However, if you’re like me – and you feel math, art, paint, and connector challenged – THOSE skills – those TALENTS are gifts.
Own It and Share It
I've met several women over the past year who have discovered they are artists. They love to put color, paper, and found items together. Their friends or mentors tell them to show off the work and share it with the world. They didn't intend to be artists. They simply loved the process. They do what they love never expecting it will mean anything to anyone else. Surprise! They are changing the world.
One of these incredible women is Renee Deubner. Her art is unique, and she teaches others how to receive healing through art. She's turned her talent into a skill she can teach, and helps other people live better lives through it. You can learn more about Renee Deubner here.
We have a couple of different choices when it comes to our natural gifts and talents.
1) We can decide they aren’t important.
2) We can decide they are valuable and discover ways to share them with the world.
Finally, I believe it really comes down to what YOU believe about what YOU know. When you decide that what you know is valuable to someone else, it releases great power into the world. What is easy and natural for you, is not necessarily easy and natural for others. When you become comfortable with your talent, you can turn it into a skill that you can teach others.
If you’re just not sure what skills or talents you have, or how you could share them with the world, the following exercise will help.
- List your technical skills (things you’ve received training for or that you’ve learned ‘on-the-job’).
- List the things you like to do for recreation or in your quiet time.

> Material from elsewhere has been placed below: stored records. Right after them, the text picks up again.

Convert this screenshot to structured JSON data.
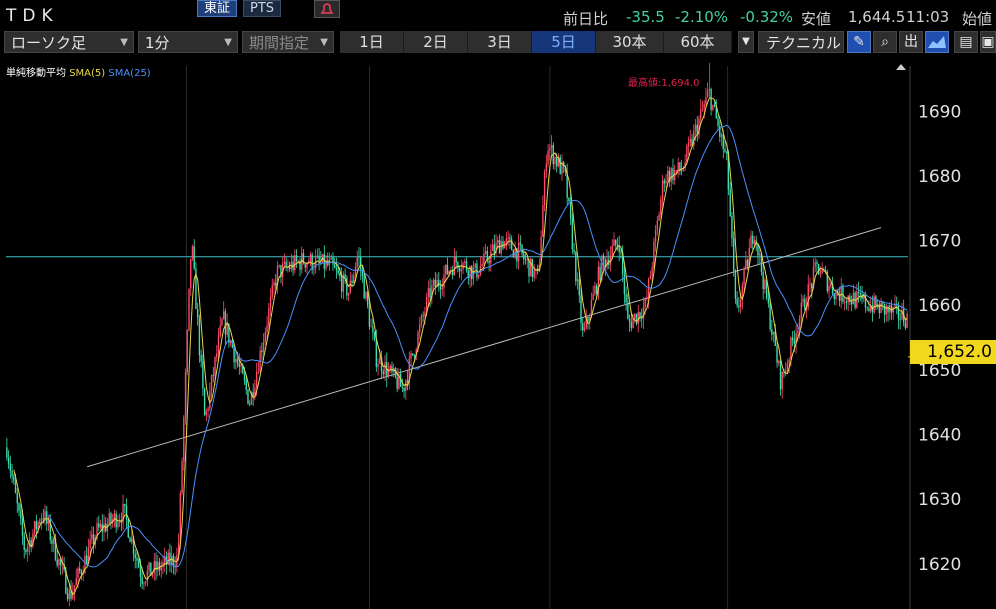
{
  "header": {
    "ticker": "TDK",
    "exchange_tabs": [
      "東証",
      "PTS"
    ],
    "change_label": "前日比",
    "change_value": "-35.5",
    "change_pct": "-2.10%",
    "change_pct2": "-0.32%",
    "low_label": "安値",
    "low_value": "1,644.5",
    "time": "11:03",
    "open_label": "始値"
  },
  "toolbar": {
    "chart_type": "ローソク足",
    "interval": "1分",
    "period_placeholder": "期間指定",
    "ranges": [
      "1日",
      "2日",
      "3日",
      "5日",
      "30本",
      "60本"
    ],
    "active_range": "5日",
    "technical": "テクニカル",
    "icons": [
      "pen-icon",
      "zoom-icon",
      "volume-icon",
      "chart-icon",
      "save-icon",
      "layout-icon"
    ]
  },
  "legend": {
    "title": "単純移動平均",
    "sma5": "SMA(5)",
    "sma25": "SMA(25)",
    "sma5_color": "#e8d84a",
    "sma25_color": "#4a90ff"
  },
  "chart_data": {
    "type": "candlestick",
    "y_ticks": [
      "1690",
      "1680",
      "1670",
      "1660",
      "1650",
      "1640",
      "1630",
      "1620"
    ],
    "ylim": [
      1613,
      1697
    ],
    "current_price": "1,652.0",
    "max_label": "最高値:1,694.0",
    "horizontal_line": 1667.5,
    "trend_line": [
      [
        0.09,
        1635
      ],
      [
        0.97,
        1672
      ]
    ],
    "key_points": [
      [
        0.0,
        1638
      ],
      [
        0.02,
        1622
      ],
      [
        0.04,
        1628
      ],
      [
        0.07,
        1615
      ],
      [
        0.1,
        1625
      ],
      [
        0.13,
        1628
      ],
      [
        0.15,
        1618
      ],
      [
        0.19,
        1621
      ],
      [
        0.205,
        1670
      ],
      [
        0.22,
        1642
      ],
      [
        0.24,
        1658
      ],
      [
        0.27,
        1645
      ],
      [
        0.3,
        1665
      ],
      [
        0.33,
        1667
      ],
      [
        0.36,
        1666
      ],
      [
        0.38,
        1662
      ],
      [
        0.39,
        1668
      ],
      [
        0.41,
        1652
      ],
      [
        0.44,
        1647
      ],
      [
        0.47,
        1662
      ],
      [
        0.5,
        1667
      ],
      [
        0.52,
        1665
      ],
      [
        0.55,
        1670
      ],
      [
        0.57,
        1668
      ],
      [
        0.59,
        1664
      ],
      [
        0.6,
        1685
      ],
      [
        0.62,
        1680
      ],
      [
        0.64,
        1655
      ],
      [
        0.66,
        1666
      ],
      [
        0.68,
        1670
      ],
      [
        0.69,
        1657
      ],
      [
        0.71,
        1660
      ],
      [
        0.73,
        1680
      ],
      [
        0.75,
        1681
      ],
      [
        0.78,
        1693
      ],
      [
        0.8,
        1682
      ],
      [
        0.81,
        1658
      ],
      [
        0.83,
        1672
      ],
      [
        0.86,
        1648
      ],
      [
        0.88,
        1658
      ],
      [
        0.9,
        1666
      ],
      [
        0.92,
        1662
      ],
      [
        1.0,
        1658
      ]
    ]
  }
}
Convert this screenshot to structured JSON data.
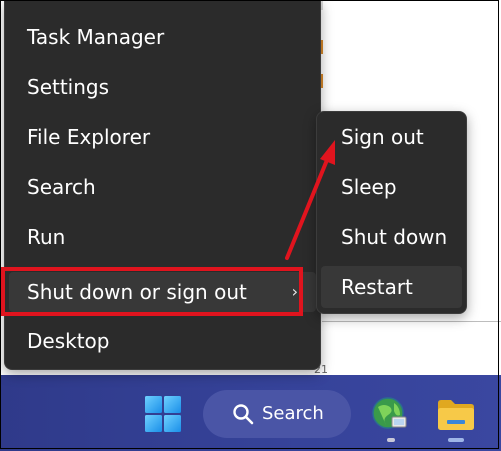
{
  "menu": {
    "items": [
      {
        "label": "Task Manager"
      },
      {
        "label": "Settings"
      },
      {
        "label": "File Explorer"
      },
      {
        "label": "Search"
      },
      {
        "label": "Run"
      },
      {
        "label": "Shut down or sign out",
        "has_submenu": true,
        "chevron": "›"
      },
      {
        "label": "Desktop"
      }
    ]
  },
  "submenu": {
    "items": [
      {
        "label": "Sign out"
      },
      {
        "label": "Sleep"
      },
      {
        "label": "Shut down"
      },
      {
        "label": "Restart"
      }
    ]
  },
  "background": {
    "digit": "21"
  },
  "taskbar": {
    "search_label": "Search",
    "start_icon": "windows-start-icon",
    "apps": [
      {
        "icon": "globe-network-icon"
      },
      {
        "icon": "file-explorer-folder-icon"
      }
    ]
  },
  "annotation": {
    "color": "#e0141e"
  },
  "colors": {
    "menu_bg": "#2b2b2b",
    "menu_hover": "#383838",
    "taskbar_bg": "#323c8c",
    "accent_red": "#e0141e"
  }
}
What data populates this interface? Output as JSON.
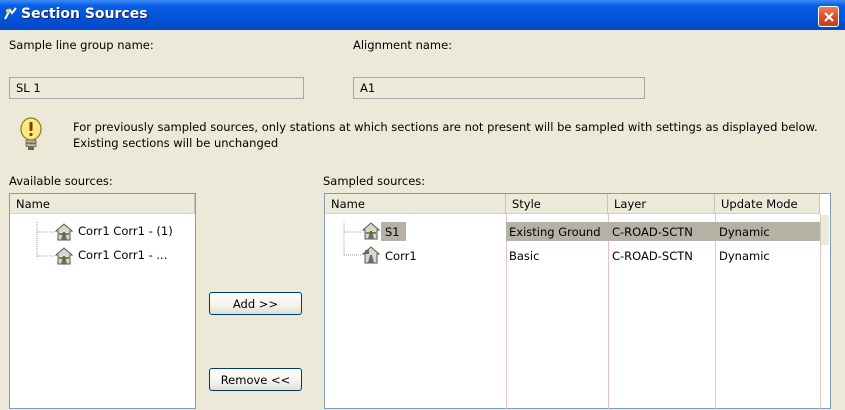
{
  "window": {
    "title": "Section Sources"
  },
  "sample_line_group": {
    "label": "Sample line group name:",
    "value": "SL 1"
  },
  "alignment": {
    "label": "Alignment name:",
    "value": "A1"
  },
  "info": {
    "message": "For previously sampled sources, only stations at which sections are not present will be sampled with settings as displayed below. Existing sections will be unchanged"
  },
  "available": {
    "label": "Available sources:",
    "header": "Name",
    "items": [
      {
        "name": "Corr1 Corr1 - (1)"
      },
      {
        "name": "Corr1 Corr1 - ..."
      }
    ]
  },
  "buttons": {
    "add": "Add >>",
    "remove": "Remove <<"
  },
  "sampled": {
    "label": "Sampled sources:",
    "columns": [
      "Name",
      "Style",
      "Layer",
      "Update Mode"
    ],
    "rows": [
      {
        "name": "S1",
        "style": "Existing Ground",
        "layer": "C-ROAD-SCTN",
        "update_mode": "Dynamic",
        "selected": true
      },
      {
        "name": "Corr1",
        "style": "Basic",
        "layer": "C-ROAD-SCTN",
        "update_mode": "Dynamic",
        "selected": false
      }
    ]
  },
  "colors": {
    "titlebar": "#0553d8",
    "dialog_bg": "#ece9d8",
    "selected_row": "#b5b1a5",
    "grid_line": "#e8c3c3",
    "close_button": "#d8502a"
  },
  "icons": {
    "title": "civil3d-app-icon",
    "close": "close-icon",
    "info": "lightbulb-info-icon",
    "source": "corridor-surface-icon"
  }
}
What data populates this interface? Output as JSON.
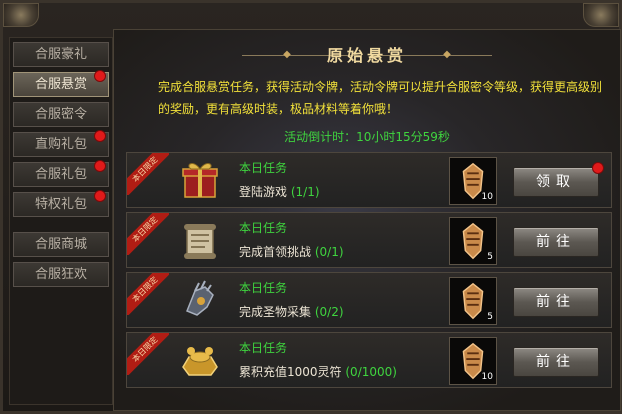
{
  "sidebar": {
    "tabs": [
      {
        "label": "合服豪礼",
        "active": false,
        "dot": false
      },
      {
        "label": "合服悬赏",
        "active": true,
        "dot": true
      },
      {
        "label": "合服密令",
        "active": false,
        "dot": false
      },
      {
        "label": "直购礼包",
        "active": false,
        "dot": true
      },
      {
        "label": "合服礼包",
        "active": false,
        "dot": true
      },
      {
        "label": "特权礼包",
        "active": false,
        "dot": true
      },
      {
        "label": "合服商城",
        "active": false,
        "dot": false
      },
      {
        "label": "合服狂欢",
        "active": false,
        "dot": false
      }
    ]
  },
  "panel": {
    "title": "原始悬赏",
    "description": "完成合服悬赏任务，获得活动令牌，活动令牌可以提升合服密令等级，获得更高级别的奖励，更有高级时装，极品材料等着你哦！",
    "countdown": "活动倒计时：10小时15分59秒"
  },
  "tasks": [
    {
      "ribbon": "本日限定",
      "kind": "本日任务",
      "name": "登陆游戏",
      "progress": "(1/1)",
      "reward_count": "10",
      "button": "领取",
      "button_dot": true,
      "icon": "gift-box-icon"
    },
    {
      "ribbon": "本日限定",
      "kind": "本日任务",
      "name": "完成首领挑战",
      "progress": "(0/1)",
      "reward_count": "5",
      "button": "前往",
      "button_dot": false,
      "icon": "scroll-icon"
    },
    {
      "ribbon": "本日限定",
      "kind": "本日任务",
      "name": "完成圣物采集",
      "progress": "(0/2)",
      "reward_count": "5",
      "button": "前往",
      "button_dot": false,
      "icon": "gauntlet-icon"
    },
    {
      "ribbon": "本日限定",
      "kind": "本日任务",
      "name": "累积充值1000灵符",
      "progress": "(0/1000)",
      "reward_count": "10",
      "button": "前往",
      "button_dot": false,
      "icon": "gold-ingot-icon"
    }
  ],
  "colors": {
    "accent_green": "#3fd43f",
    "desc_yellow": "#f2e13a",
    "badge_red": "#e01a1a"
  }
}
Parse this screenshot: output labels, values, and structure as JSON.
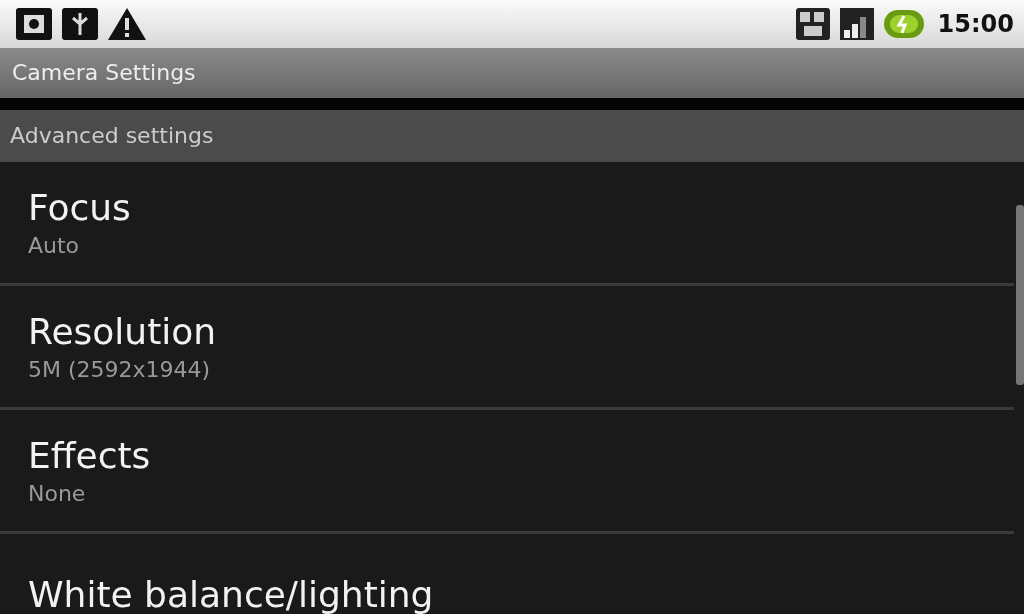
{
  "status_bar": {
    "time": "15:00"
  },
  "title_bar": {
    "title": "Camera Settings"
  },
  "section": {
    "title": "Advanced settings"
  },
  "preferences": [
    {
      "title": "Focus",
      "summary": "Auto"
    },
    {
      "title": "Resolution",
      "summary": "5M (2592x1944)"
    },
    {
      "title": "Effects",
      "summary": "None"
    },
    {
      "title": "White balance/lighting"
    }
  ]
}
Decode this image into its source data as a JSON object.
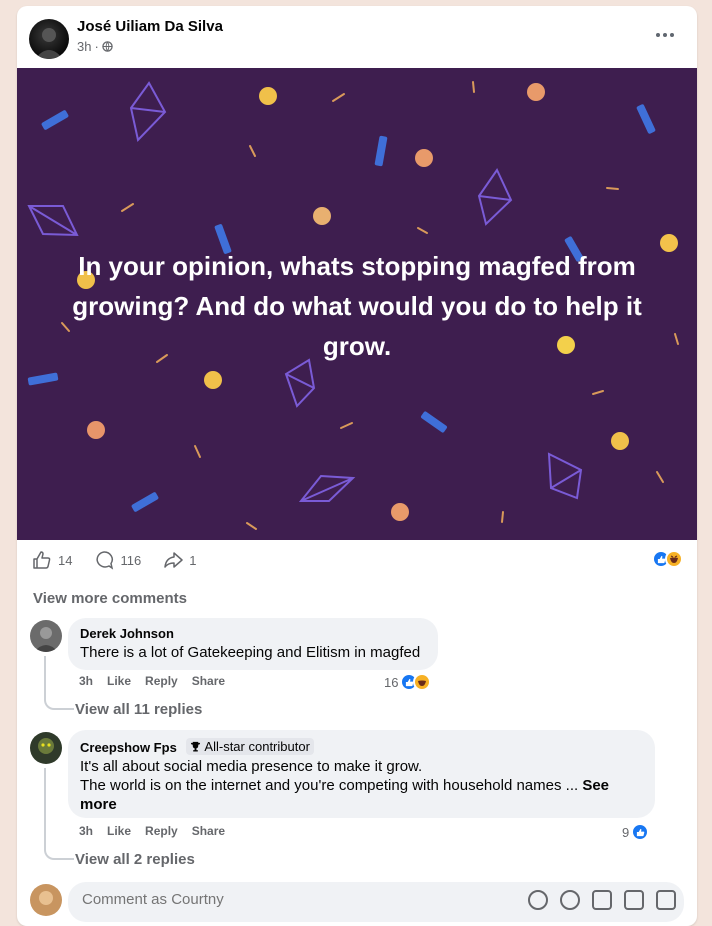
{
  "post": {
    "author": "José Uiliam Da Silva",
    "time": "3h",
    "separator": "·",
    "banner_text": "In your opinion, whats stopping magfed from growing? And do what would you do to help it grow.",
    "banner_color": "#3e1e4f"
  },
  "stats": {
    "likes": "14",
    "comments": "116",
    "shares": "1",
    "reactions": [
      "like-icon",
      "haha-icon"
    ]
  },
  "view_more_comments": "View more comments",
  "comments": [
    {
      "name": "Derek Johnson",
      "text": "There is a lot of Gatekeeping and Elitism in magfed",
      "time": "3h",
      "like": "Like",
      "reply": "Reply",
      "share": "Share",
      "reaction_count": "16",
      "replies": "View all 11 replies"
    },
    {
      "name": "Creepshow Fps",
      "badge": "All-star contributor",
      "text_line1": "It's all about social media presence to make it grow.",
      "text_line2": "The world is on the internet and you're competing with household names ... ",
      "see_more": "See more",
      "time": "3h",
      "like": "Like",
      "reply": "Reply",
      "share": "Share",
      "reaction_count": "9",
      "replies": "View all 2 replies"
    }
  ],
  "composer": {
    "placeholder": "Comment as Courtny"
  },
  "colors": {
    "like_blue": "#1877f2",
    "haha_yellow": "#f7b125",
    "muted_text": "#65676b"
  }
}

- List the things you do all the time, without even thinking about them, that could be considered a practical skill. These are thing that are important to know how to do in everyday life - like washing dishes.
- There are most likely strengths that do not fall into any of the above categories: things like organizational skills, speaking to groups, sewing, or perhaps informal teaching skills you have received traditional training to do. List them.
- Now, go back through each of the lists and highlight or put a * next to the things you believe you could teach someone else to do - even if you believe that you only know enough to teach them at a beginning level.
Pick 2 items from each of the previous lists, that you enjoy the most and believe you could teach someone to accomplish. These are just a few of the things you could mentor someone else to accomplish!
Your next task is to begin to look around for places to share your gifts and talents. Now that you have an idea of WHAT those are, you can begin to find WHO might could use your assistance in learning a new skill, breaking through life-long barriers, or simply how to make an incredible meal for her family.
Do You Know Your HeartCode?
If you’d like to learn more about how to value and release your Skills and Talents into the world, along with all of the OTHER things that make you incredible, join me for HeartCode.